There is a profound connection of course between Jesus’ cross and his own understanding of himself as the Good Shepherd. The Good Shepherd, Jesus tells us, is the one who knows his own and whose own know him. The Good Shepherd is the one who goes out in search of those who get lost or go astray. The Good Shepherd, if he has to, is even prepared to lay down his life for his sheep. Nowhere, in fact, is Jesus more the Good Shepherd than when he gives up his life on the cross. But that giving up of his life, at the end of his life, is simply the final act in the drama of his whole life, which was always one of giving himself away for the sake of others. The gospels constantly present Jesus to us as a man who gives himself away. He is tireless in his preaching, selfless in his healing ministry, endlessly patient in his forming of his stubborn disciples, constant in his compassion for those who are suffering, extraordinary in his forgiveness of those who would destroy him. This is what it means to give up your life for your flock – this is what it means to be a good shepherd – and this is what it means, Martin, to be ordained as a priest.
To be all of this – tireless, constant, endlessly patient, compassionate, forgiving – you will need more than good will although you will obviously need that. You will, much more importantly, need to live out of the depths of your relationship with the Lord who has called you and who today moulds you into his image as the Good Shepherd. You will need to be a man of prayer, as well as a man who says prayers. You will need to be a man who knows Jesus, as well as a man who knows about Jesus. You will need to be a man who loves the Church, as well as a man who is a member of the Church. You will need to be a man who lives the mystery of the Eucharist, as well as a man who celebrates the Eucharist with and for God’s people. Through your ordination the Lord is shaping you so that you can be a living sign that he is still with us as our Shepherd Leader – but you will be this only to the extent that you allow the Lord to shine through you.
If you do all this, and to the extent that you do all this, you will in fact be striving to make yourself loved. It is good to be loved, if we are loved for the right reasons. If, as a priest, you strive to be a living sign of the Lord’s presence among us, you will be loved. If, as a priest, you celebrate the Eucharist and the other sacraments with dignity, with sincerity and with fidelity, you will be loved. If in your preaching you can help people to discover the Lord’s presence in their daily lives, you will be loved. If you care for the poor, dedicate your energies to the young, make yourself available to those who need you, and are generous and selfless with your time and your talents, you will be loved. If, as a priest, you speak from the heart, and act from the heart, and live from the heart, you will be loved. In other words, if you strive to be a kind of a sacrament, a living sign, of the Lord’s presence with and to his people as their shepherd, you will be loved, and more importantly, Christ will be loved in you.
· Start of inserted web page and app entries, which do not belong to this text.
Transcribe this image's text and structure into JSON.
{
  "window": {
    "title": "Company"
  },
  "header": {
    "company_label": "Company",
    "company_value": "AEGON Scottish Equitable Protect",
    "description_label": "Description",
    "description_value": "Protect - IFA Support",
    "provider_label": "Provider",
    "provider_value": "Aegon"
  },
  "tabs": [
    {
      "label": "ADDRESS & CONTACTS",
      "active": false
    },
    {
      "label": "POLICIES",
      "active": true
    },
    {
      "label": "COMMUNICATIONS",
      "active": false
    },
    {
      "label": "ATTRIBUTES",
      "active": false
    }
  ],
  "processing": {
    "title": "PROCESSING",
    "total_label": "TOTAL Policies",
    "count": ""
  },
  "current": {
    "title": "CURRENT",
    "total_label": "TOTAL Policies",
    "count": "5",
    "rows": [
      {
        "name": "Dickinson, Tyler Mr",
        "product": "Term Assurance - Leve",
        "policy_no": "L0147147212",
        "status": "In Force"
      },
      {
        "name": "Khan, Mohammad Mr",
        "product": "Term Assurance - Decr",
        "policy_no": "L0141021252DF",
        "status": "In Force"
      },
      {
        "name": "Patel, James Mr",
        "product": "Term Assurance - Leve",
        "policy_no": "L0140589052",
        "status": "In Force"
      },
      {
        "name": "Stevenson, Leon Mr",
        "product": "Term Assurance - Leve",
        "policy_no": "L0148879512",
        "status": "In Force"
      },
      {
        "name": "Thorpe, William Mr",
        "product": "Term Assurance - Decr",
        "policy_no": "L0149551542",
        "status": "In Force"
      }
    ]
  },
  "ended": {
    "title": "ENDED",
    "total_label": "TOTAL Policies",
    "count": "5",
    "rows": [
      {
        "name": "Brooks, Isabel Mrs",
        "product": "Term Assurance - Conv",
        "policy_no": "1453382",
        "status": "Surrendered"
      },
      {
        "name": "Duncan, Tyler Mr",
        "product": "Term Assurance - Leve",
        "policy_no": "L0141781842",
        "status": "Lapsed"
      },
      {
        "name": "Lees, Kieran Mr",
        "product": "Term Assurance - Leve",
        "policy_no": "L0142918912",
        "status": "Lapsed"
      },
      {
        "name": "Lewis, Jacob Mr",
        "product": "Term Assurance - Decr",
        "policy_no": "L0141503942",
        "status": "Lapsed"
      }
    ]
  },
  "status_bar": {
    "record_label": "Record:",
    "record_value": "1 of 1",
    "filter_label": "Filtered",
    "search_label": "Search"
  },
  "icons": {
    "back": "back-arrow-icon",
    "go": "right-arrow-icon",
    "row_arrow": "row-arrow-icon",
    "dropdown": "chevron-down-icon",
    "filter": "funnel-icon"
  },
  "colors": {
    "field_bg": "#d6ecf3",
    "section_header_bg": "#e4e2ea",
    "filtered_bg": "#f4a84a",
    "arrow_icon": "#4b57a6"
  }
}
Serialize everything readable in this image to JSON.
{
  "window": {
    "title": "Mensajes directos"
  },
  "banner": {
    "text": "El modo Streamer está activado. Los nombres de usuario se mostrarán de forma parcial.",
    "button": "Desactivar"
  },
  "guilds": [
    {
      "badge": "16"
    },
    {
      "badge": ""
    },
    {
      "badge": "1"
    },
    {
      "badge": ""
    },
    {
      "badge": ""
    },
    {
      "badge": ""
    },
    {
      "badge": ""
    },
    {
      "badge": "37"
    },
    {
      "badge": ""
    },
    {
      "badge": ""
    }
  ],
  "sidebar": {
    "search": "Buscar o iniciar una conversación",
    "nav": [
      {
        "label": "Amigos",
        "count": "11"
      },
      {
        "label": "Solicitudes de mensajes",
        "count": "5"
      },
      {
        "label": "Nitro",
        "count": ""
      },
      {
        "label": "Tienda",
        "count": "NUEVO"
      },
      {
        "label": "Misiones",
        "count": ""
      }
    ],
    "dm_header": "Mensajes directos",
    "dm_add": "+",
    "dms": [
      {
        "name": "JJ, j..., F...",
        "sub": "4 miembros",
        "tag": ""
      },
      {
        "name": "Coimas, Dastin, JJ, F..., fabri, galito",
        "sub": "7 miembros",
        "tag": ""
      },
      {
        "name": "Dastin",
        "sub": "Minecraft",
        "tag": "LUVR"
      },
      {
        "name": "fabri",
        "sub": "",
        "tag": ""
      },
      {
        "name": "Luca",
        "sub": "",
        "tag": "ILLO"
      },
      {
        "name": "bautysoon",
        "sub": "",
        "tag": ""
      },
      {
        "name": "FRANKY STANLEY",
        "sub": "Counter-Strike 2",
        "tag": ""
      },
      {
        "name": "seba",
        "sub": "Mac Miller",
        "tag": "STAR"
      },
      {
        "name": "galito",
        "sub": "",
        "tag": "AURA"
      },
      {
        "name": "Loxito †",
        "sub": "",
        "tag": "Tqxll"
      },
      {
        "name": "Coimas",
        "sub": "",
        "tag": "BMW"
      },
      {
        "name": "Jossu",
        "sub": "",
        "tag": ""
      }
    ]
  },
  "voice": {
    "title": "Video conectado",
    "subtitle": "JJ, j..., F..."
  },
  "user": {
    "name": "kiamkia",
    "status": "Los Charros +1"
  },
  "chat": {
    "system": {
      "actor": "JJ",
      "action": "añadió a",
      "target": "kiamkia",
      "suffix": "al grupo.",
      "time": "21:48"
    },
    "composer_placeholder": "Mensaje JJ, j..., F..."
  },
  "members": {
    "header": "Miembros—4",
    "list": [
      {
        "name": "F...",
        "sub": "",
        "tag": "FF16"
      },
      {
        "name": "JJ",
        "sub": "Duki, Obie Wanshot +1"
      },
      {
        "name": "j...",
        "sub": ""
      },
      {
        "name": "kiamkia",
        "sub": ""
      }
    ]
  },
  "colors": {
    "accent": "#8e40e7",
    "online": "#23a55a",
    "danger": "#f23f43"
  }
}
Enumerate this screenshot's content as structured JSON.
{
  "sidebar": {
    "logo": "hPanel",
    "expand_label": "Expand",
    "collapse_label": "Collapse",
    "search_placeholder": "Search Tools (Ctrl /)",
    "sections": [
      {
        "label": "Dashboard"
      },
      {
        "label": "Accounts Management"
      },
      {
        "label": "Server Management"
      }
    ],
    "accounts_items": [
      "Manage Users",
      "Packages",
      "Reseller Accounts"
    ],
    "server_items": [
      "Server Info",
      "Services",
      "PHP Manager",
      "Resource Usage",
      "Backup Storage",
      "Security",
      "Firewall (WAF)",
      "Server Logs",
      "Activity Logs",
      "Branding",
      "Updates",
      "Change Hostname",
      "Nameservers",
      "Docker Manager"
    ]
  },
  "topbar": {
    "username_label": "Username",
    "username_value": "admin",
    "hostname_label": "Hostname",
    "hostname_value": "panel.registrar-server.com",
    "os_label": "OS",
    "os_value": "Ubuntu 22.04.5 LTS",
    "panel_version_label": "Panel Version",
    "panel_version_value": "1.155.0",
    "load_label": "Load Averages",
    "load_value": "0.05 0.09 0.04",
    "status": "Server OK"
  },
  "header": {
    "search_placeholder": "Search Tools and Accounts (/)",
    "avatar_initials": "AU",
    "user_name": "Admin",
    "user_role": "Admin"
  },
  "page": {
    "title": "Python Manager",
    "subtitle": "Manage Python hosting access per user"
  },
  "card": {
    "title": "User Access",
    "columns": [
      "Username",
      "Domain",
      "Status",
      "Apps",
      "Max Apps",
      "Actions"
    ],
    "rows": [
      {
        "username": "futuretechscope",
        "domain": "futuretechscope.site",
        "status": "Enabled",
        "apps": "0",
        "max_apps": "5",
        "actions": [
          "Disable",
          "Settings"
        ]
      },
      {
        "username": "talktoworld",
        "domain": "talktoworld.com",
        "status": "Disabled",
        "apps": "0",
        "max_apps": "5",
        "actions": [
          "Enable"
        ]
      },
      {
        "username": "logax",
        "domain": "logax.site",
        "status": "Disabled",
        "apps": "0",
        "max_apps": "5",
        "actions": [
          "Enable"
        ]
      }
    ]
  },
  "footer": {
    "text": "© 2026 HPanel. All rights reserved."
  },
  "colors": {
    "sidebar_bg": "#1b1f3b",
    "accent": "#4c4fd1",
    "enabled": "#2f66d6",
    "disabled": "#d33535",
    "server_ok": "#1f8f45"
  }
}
In the end this is what being a priest is all about: it is all about Jesus Christ. In you, Martin, and through you, he will continue to be the shepherd of his people. In you and through you he will continue to be the source and centre of our communion with God and with each other. In you and through you he will continue to be the one who gives us life and heals our brokenness. In you and through you he will continue to be the one who through the power of his Spirit empowers us and enables us all to be what God is calling us to be: his priestly people, called together to proclaim to the world God’s love, mercy and compassion.
If you are ready to say “yes” to this wonderful but overwhelming invitation from the Lord, then in a few moments I will ask you to step forward with courage and faith to offer your life to the God who has begun this work in you and who will bring it to its fulfilment.